══ DATA SHOWN ══
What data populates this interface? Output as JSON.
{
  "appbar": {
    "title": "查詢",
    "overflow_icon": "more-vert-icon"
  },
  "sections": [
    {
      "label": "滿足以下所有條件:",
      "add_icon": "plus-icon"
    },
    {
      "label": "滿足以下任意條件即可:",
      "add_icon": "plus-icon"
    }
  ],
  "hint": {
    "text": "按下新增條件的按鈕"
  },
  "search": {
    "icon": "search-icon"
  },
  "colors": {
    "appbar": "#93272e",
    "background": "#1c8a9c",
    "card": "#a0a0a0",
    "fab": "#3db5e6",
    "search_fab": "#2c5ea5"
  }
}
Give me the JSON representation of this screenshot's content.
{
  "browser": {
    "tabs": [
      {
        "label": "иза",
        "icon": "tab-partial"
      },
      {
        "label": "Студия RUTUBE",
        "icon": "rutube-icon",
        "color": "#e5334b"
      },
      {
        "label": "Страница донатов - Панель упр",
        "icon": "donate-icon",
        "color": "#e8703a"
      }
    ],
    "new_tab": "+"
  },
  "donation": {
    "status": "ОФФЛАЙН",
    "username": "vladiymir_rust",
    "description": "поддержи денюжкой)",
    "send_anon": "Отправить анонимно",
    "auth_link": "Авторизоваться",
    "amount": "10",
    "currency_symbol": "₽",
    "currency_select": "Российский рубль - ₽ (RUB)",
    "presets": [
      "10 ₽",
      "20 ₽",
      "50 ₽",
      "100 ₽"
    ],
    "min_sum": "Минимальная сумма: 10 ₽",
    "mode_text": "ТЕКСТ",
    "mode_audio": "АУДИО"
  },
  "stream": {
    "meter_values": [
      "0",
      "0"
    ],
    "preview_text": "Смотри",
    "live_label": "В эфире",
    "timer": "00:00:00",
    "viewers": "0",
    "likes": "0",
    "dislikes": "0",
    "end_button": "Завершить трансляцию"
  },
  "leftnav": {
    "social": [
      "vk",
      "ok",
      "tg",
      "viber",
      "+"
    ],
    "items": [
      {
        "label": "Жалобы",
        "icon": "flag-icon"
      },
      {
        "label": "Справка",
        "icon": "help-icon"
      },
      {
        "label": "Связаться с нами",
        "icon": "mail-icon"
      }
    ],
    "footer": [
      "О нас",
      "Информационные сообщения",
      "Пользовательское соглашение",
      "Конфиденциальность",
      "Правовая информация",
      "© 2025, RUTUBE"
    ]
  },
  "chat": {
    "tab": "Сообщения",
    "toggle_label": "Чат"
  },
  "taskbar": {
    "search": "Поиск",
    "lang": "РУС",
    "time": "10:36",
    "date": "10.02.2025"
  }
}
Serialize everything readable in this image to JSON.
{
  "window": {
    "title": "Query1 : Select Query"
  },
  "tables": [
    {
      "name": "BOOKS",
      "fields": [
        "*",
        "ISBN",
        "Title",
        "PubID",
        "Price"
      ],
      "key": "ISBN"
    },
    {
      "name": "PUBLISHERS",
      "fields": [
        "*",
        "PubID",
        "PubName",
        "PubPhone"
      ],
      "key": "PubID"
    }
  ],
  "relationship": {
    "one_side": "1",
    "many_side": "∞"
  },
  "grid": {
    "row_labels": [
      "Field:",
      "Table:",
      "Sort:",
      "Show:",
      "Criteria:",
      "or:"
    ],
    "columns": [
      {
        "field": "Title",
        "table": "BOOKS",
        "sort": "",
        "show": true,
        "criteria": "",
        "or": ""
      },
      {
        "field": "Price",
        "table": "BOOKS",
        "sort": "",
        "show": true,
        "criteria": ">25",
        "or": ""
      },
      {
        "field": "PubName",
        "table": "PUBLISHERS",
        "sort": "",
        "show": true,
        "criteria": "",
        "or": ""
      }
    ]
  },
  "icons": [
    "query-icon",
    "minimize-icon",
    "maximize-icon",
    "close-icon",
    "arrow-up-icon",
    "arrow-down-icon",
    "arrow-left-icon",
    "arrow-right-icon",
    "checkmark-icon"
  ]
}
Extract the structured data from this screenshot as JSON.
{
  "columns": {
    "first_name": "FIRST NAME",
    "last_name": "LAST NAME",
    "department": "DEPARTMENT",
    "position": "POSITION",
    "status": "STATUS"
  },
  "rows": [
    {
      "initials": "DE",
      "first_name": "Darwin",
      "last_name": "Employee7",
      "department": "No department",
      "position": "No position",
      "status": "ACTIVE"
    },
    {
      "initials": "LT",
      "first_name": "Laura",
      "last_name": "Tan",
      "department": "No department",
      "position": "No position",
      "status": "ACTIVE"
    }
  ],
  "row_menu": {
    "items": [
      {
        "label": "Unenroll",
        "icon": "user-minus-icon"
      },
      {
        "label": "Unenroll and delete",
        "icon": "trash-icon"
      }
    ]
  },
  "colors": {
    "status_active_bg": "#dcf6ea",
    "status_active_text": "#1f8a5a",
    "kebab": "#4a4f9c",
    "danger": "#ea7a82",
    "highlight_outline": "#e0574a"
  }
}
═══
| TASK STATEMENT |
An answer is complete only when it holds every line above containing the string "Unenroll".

| EXERCISE RESULT |
        "label": "Unenroll",
        "label": "Unenroll and delete",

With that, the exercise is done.